you know, for me why it's so special and important is because it's over a topic that is really crucial for our time because there's a crime that's been going on that not a lot of people know about, especially here in the u.s., and it's about human trafficking. and to me just the whole thought and idea of just buying and selling human souls is just something that i just can't even fathom. you know? there's a lot of horrible things that go on in our world -- selling drugs and selling other things that are obviously not good, but selling and buying a soul is just -- to me, is just the ultimate crime. so, bringing awareness to that fact and hopefully bringing an end to it because of the awareness -- that's what's so special and important to me, and i'm just so grateful to be a part of it. >> any advice for teens who want to follow in your footsteps? >> as long as you believe in something and you give it 100% of your efforts, 100% of your heart, you can't be

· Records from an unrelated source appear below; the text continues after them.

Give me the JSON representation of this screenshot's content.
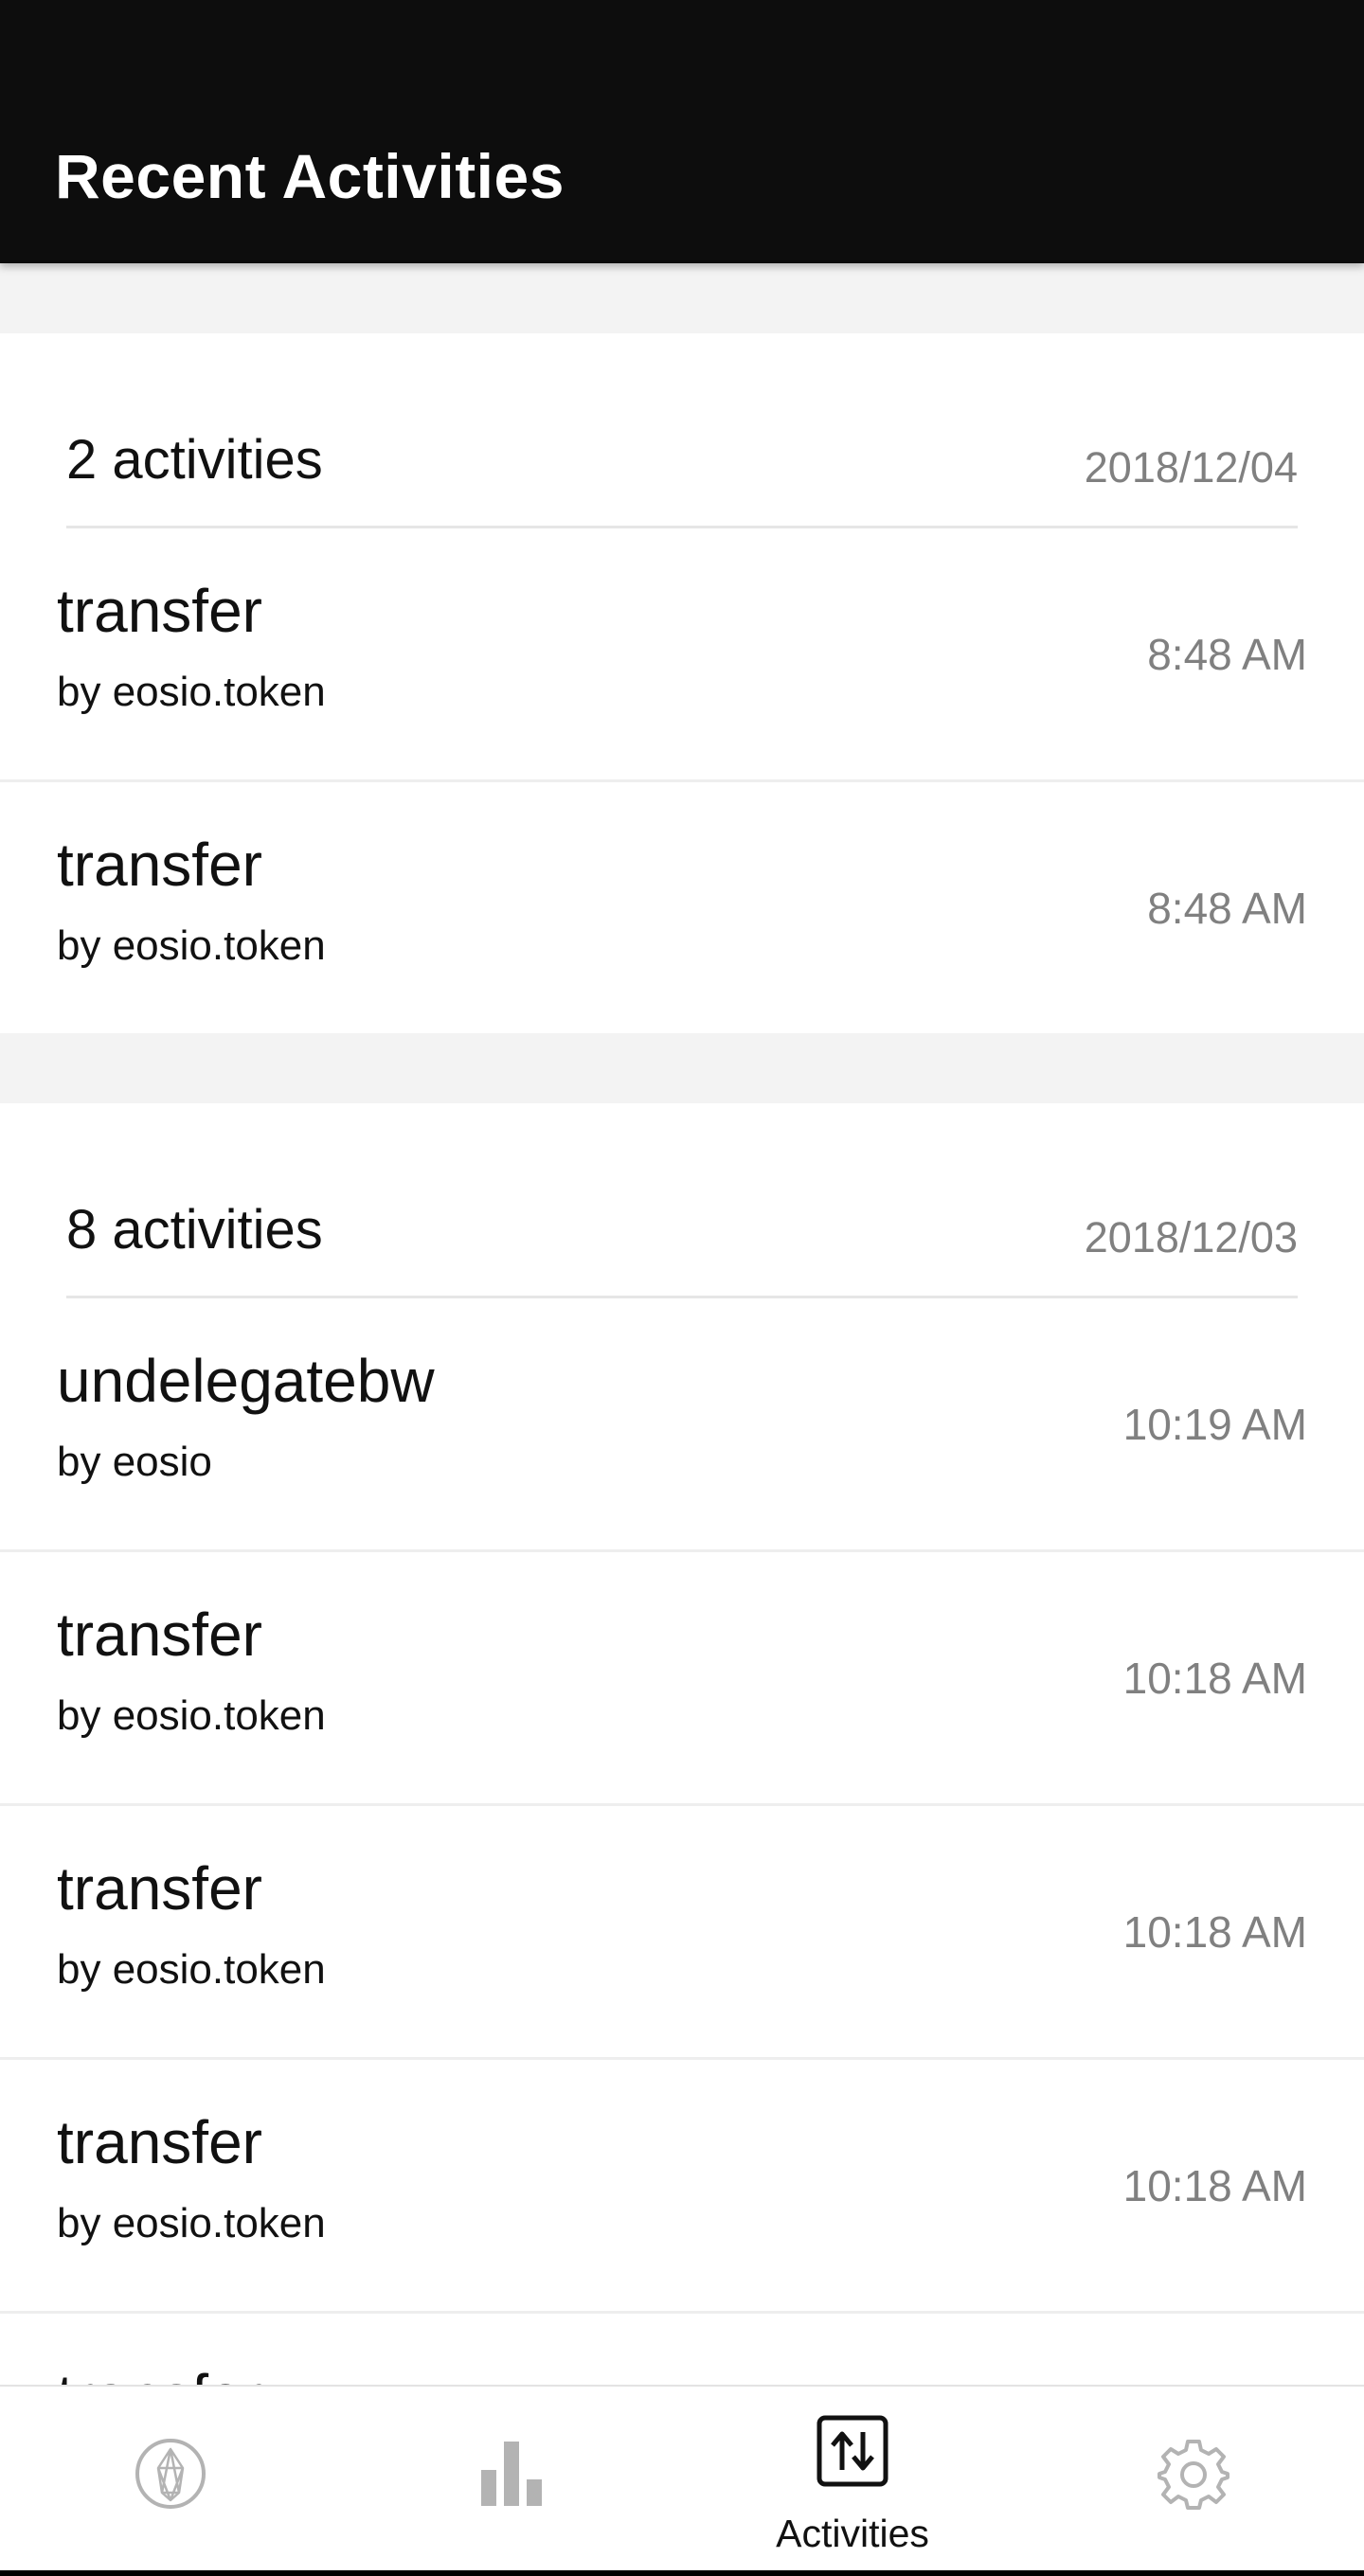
{
  "app": {
    "title": "Recent Activities"
  },
  "groups": [
    {
      "count": "2 activities",
      "date": "2018/12/04",
      "items": [
        {
          "name": "transfer",
          "by": "by eosio.token",
          "time": "8:48 AM"
        },
        {
          "name": "transfer",
          "by": "by eosio.token",
          "time": "8:48 AM"
        }
      ]
    },
    {
      "count": "8 activities",
      "date": "2018/12/03",
      "items": [
        {
          "name": "undelegatebw",
          "by": "by eosio",
          "time": "10:19 AM"
        },
        {
          "name": "transfer",
          "by": "by eosio.token",
          "time": "10:18 AM"
        },
        {
          "name": "transfer",
          "by": "by eosio.token",
          "time": "10:18 AM"
        },
        {
          "name": "transfer",
          "by": "by eosio.token",
          "time": "10:18 AM"
        },
        {
          "name": "transfer",
          "by": "",
          "time": ""
        }
      ]
    }
  ],
  "nav": {
    "items": [
      {
        "icon": "eos-logo-icon",
        "label": ""
      },
      {
        "icon": "bar-chart-icon",
        "label": ""
      },
      {
        "icon": "transfer-arrows-icon",
        "label": "Activities"
      },
      {
        "icon": "gear-icon",
        "label": ""
      }
    ],
    "active_color": "#111111",
    "inactive_color": "#b3b3b3"
  }
}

unsuccessful. there's no other option but to succeed, as long as you believe in it and just put your whole heart into it. then literally the sky is the limit. you just -- you can't fail. as long as you believe, then you're gonna be okay. >> "sound" advice. thank you so much for joining us. >> absolutely, thank you for your time. >> if you want to listen to more of brandon's music, check out the link on our website. >> that wraps up our show, but we'll be back soon with more "teen kids news." thanks for joining us and have a great week.
Uploaded by TV Archive on